Scrub, clean, wash windows, walls, floors and tiles, shampoo dirty carpets. Clean under sinks, repair any leaks and clean up any damage, then paint. Use special cleaning agents to rid toilets, tubs and sinks of stains.

Replace worn or leaking kitchen and bathroom fixtures. Repair torn screens. Replace cracked or broken windowpanes.

Ask me for specific tips on what you can do to improve the look of your home. This article just gives a sampling of the many ways there are to market your home, to ensure the best price possible. That is no truer than when you are trying to sell your home. It is often attention to small details that can make the difference between an eager buyer and one who walks away.

Marketing your home

If you're thinking of selling your home, you need a marketing plan. Just like any other product people buy or sell, a home's value must be communicated to the proper audience to ensure the seller gets the best possible price.

Marketing your home means more than putting up a lawn sign and sticking an ad in your local newspaper.
You need to have a complete marketing plan that takes into account your home's unique qualities, your objectives and details the specific resources available to you.

Choose your realtor
Your planning should begin as soon as you choose a Realtor, and often even before that. Part of your marketing plan will involve pricing your property, deciding when to list it and what features need to be cleaned or repaired. At this stage it is essential that you are completely honest with your Realtor about the condition of your home, your financial needs and any time constraints.

Once you have the basic information established, you need to get to the "guts" of the marketing plan, or determine how best to let people know that your home is for sale and get them excited about it.

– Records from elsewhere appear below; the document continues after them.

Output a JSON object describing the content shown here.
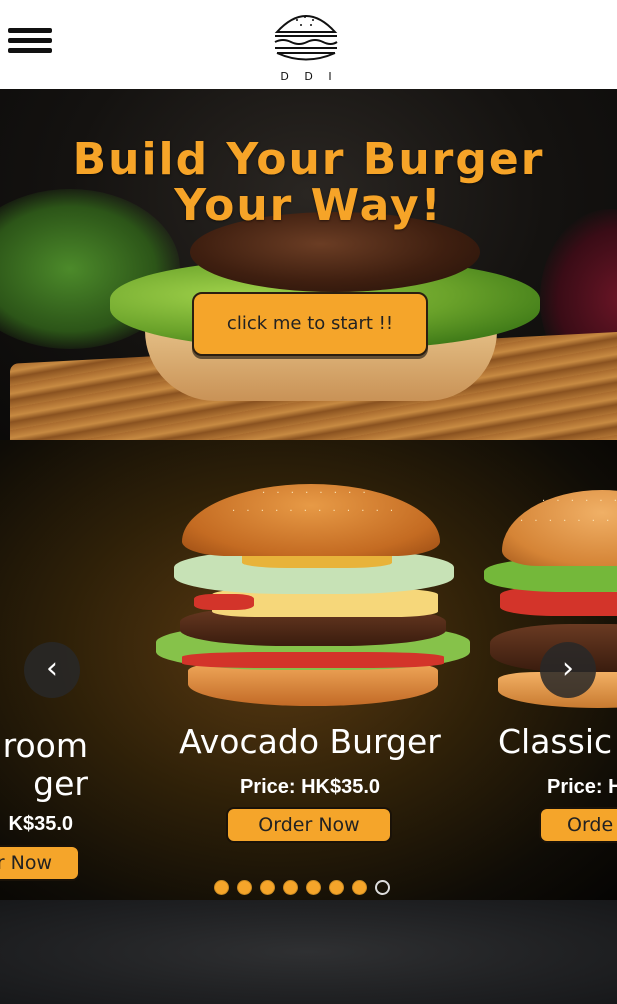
{
  "header": {
    "logo_text": "D D I"
  },
  "hero": {
    "title_line1": "Build Your Burger",
    "title_line2": "Your Way!",
    "start_button": "click me to start !!"
  },
  "carousel": {
    "slides": [
      {
        "name_line1": "room",
        "name_line2": "ger",
        "price": "K$35.0",
        "order": "r Now"
      },
      {
        "name": "Avocado Burger",
        "price": "Price: HK$35.0",
        "order": "Order Now"
      },
      {
        "name": "Classic",
        "price": "Price: H",
        "order": "Orde"
      }
    ],
    "prev_icon": "chevron-left-icon",
    "next_icon": "chevron-right-icon",
    "dots_total": 8,
    "active_dot_index": 7
  },
  "colors": {
    "accent": "#f5a52a",
    "title": "#f6a428"
  }
}
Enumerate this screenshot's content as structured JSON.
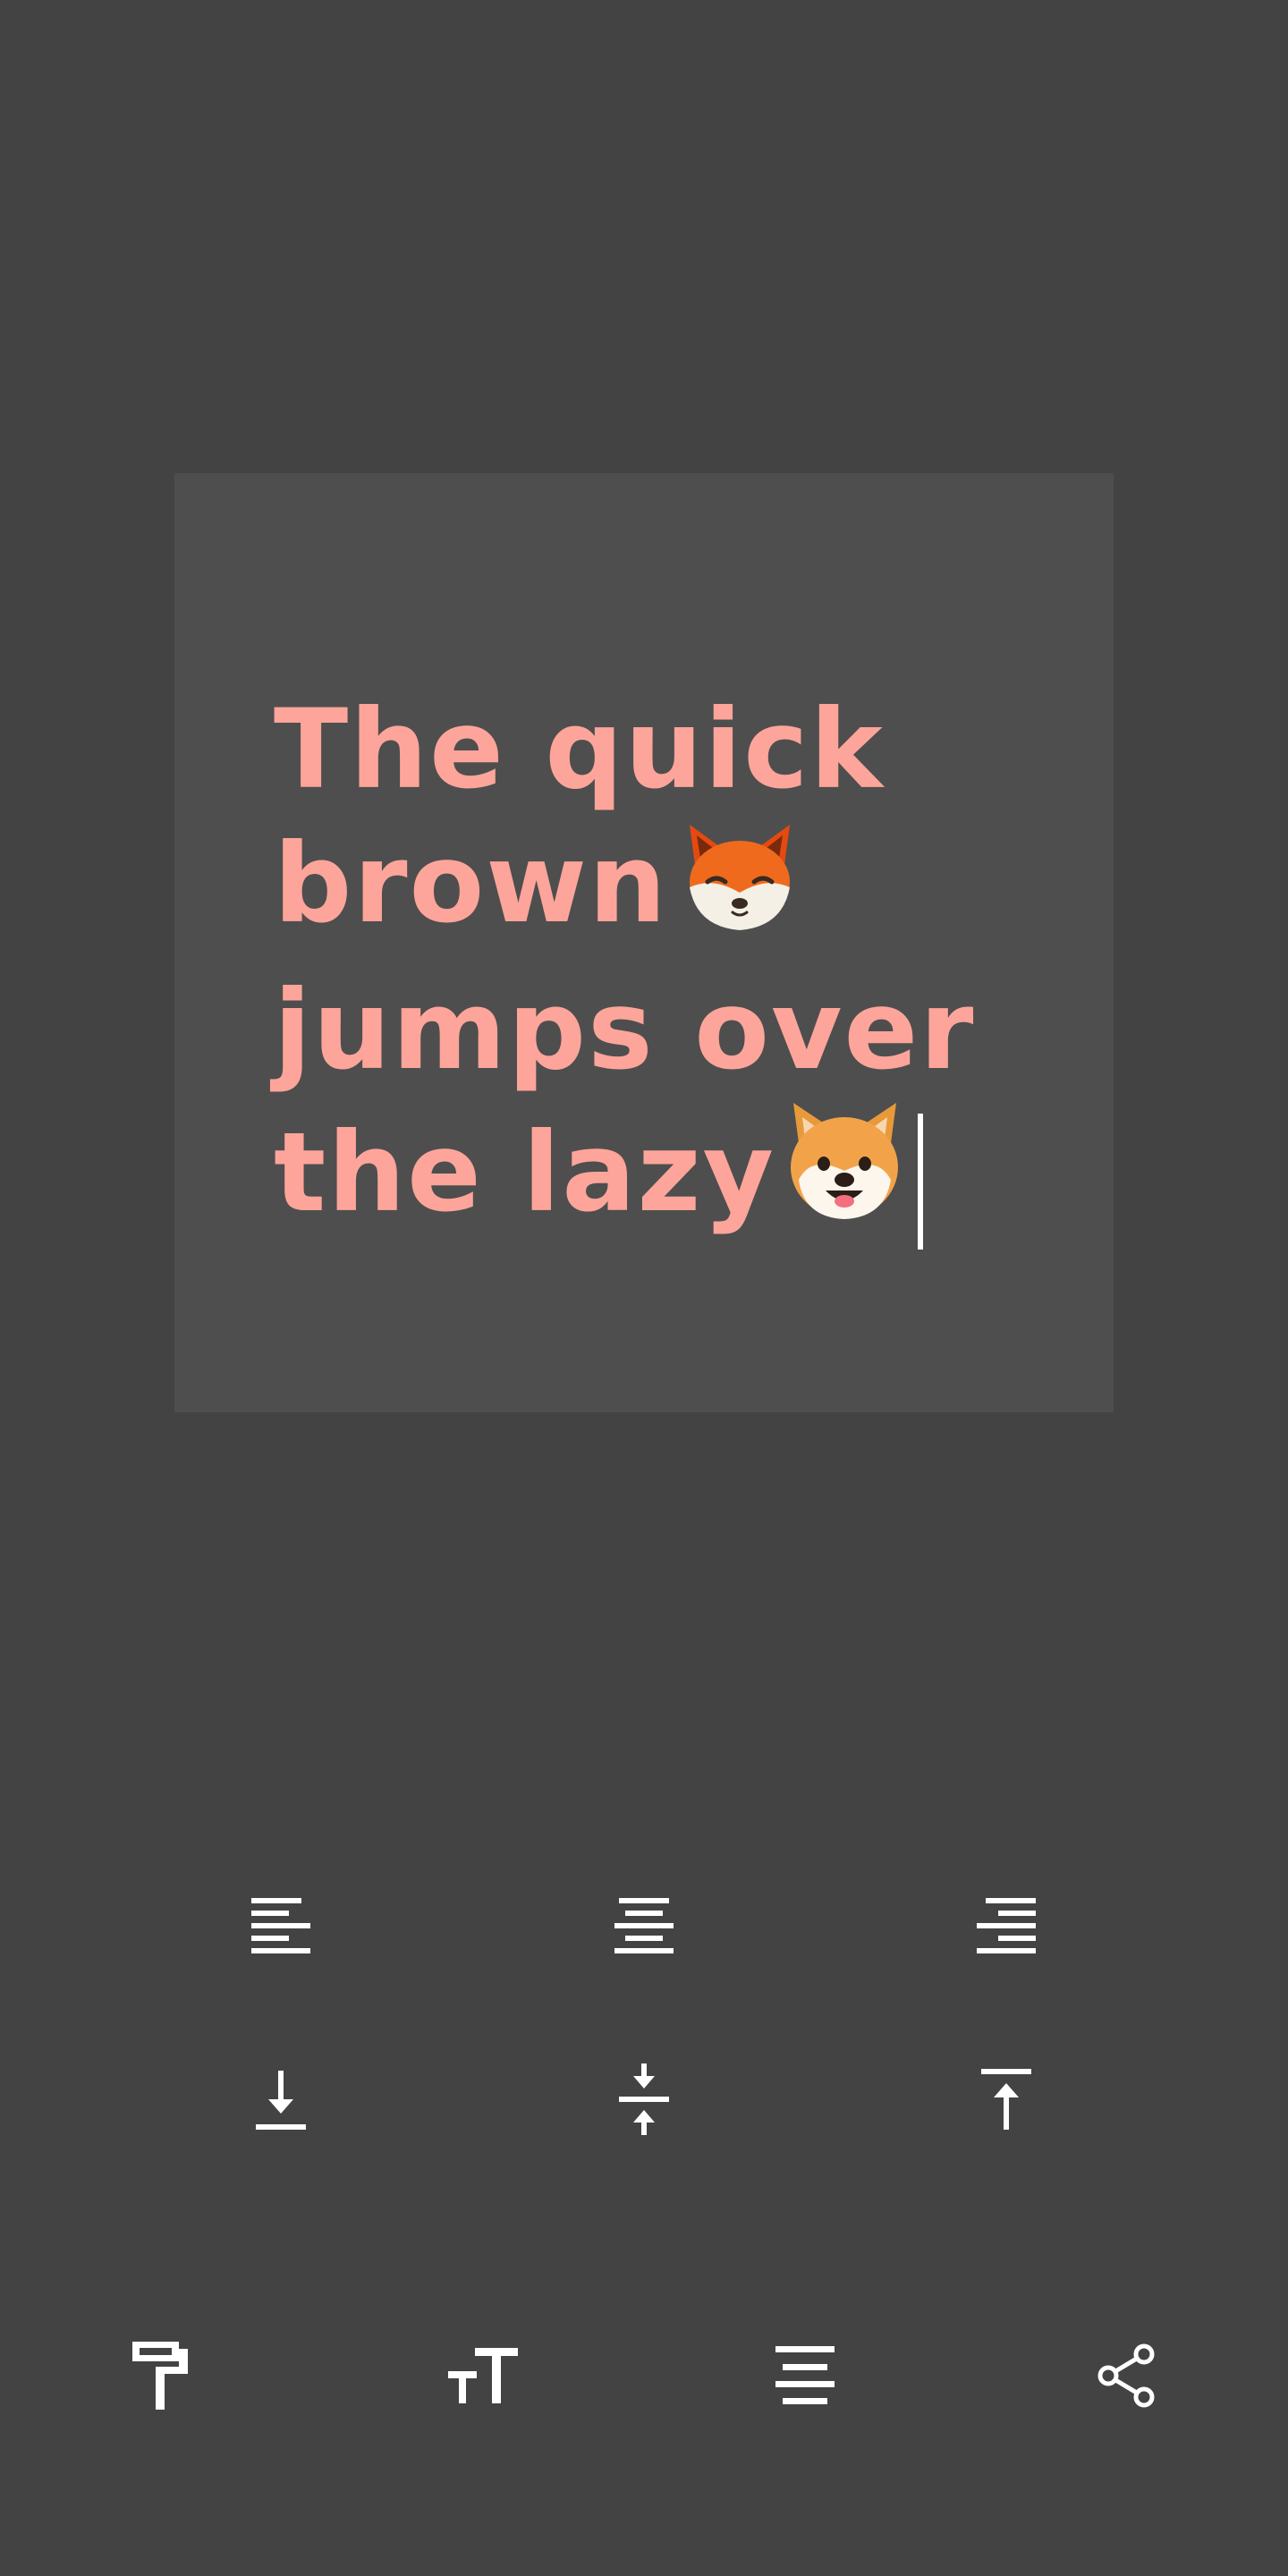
{
  "editor": {
    "lines": [
      "The quick",
      "brown",
      "jumps over",
      "the lazy"
    ],
    "emoji": {
      "fox": "fox-face",
      "dog": "shiba-dog-face"
    },
    "text_color": "#fda59a",
    "canvas_color": "#4e4e4e",
    "background_color": "#434343"
  },
  "toolbar": {
    "horizontal_alignment": [
      "align-left-icon",
      "align-center-icon",
      "align-right-icon"
    ],
    "vertical_alignment": [
      "align-bottom-icon",
      "align-middle-icon",
      "align-top-icon"
    ],
    "bottom_bar": [
      "paint-roller-icon",
      "text-size-icon",
      "text-align-icon",
      "share-icon"
    ]
  }
}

Target audiences
You need to keep in mind when you are planning that there are two key target audiences: home buyers and other real estate agents. You will need different marketing vehicles and slightly different information to effectively reach each audience.

There are a myriad marketing products and activities that can be utilized to help sell your home and your Realtor with the Multiple Listing Service (MLS), newspaper advertising, brochures, Open Houses, neighbourhood mailings, etc.

Royal Lepage Advantage
In addition to the standard tools, Royal LePage Realtors have access to the industry's leading marketing tools and resources, including: www.royallepage.ca: Your home will be featured on Royal LePage's web site which receives an average of more than 450,000 unique user sessions each month:

Virtual Reality Tours and Slide Shows: available for many homes on the web site, giving prospective buyers a private tour of your home; Online Feature Sheets provide pictures and greater detail for your home when people want to know a little more than the basics.

Referral Network: Your property's information will be available to nearly 9,000 Royal LePage Realtors coast-to-coast and 700 of the top real estate companies in the world through an exclusive affiliation. Customized Just Listed cards distributed to potential buyers with details of your home on it,

As Your Realtor
Your realtor can help you determine which tools will be most beneficial in your particular situation and market.Whatever the plan you decide on, make certain that you are an active part of it. Reviewing the plan's success on a regular basis should be a built-in part of any successful marketing plan.

This article just gives a sampling of the many ways there are to market your home, to ensure the best price possible. To get more information on how Royal LePage and I can help you put one together, contact me directly.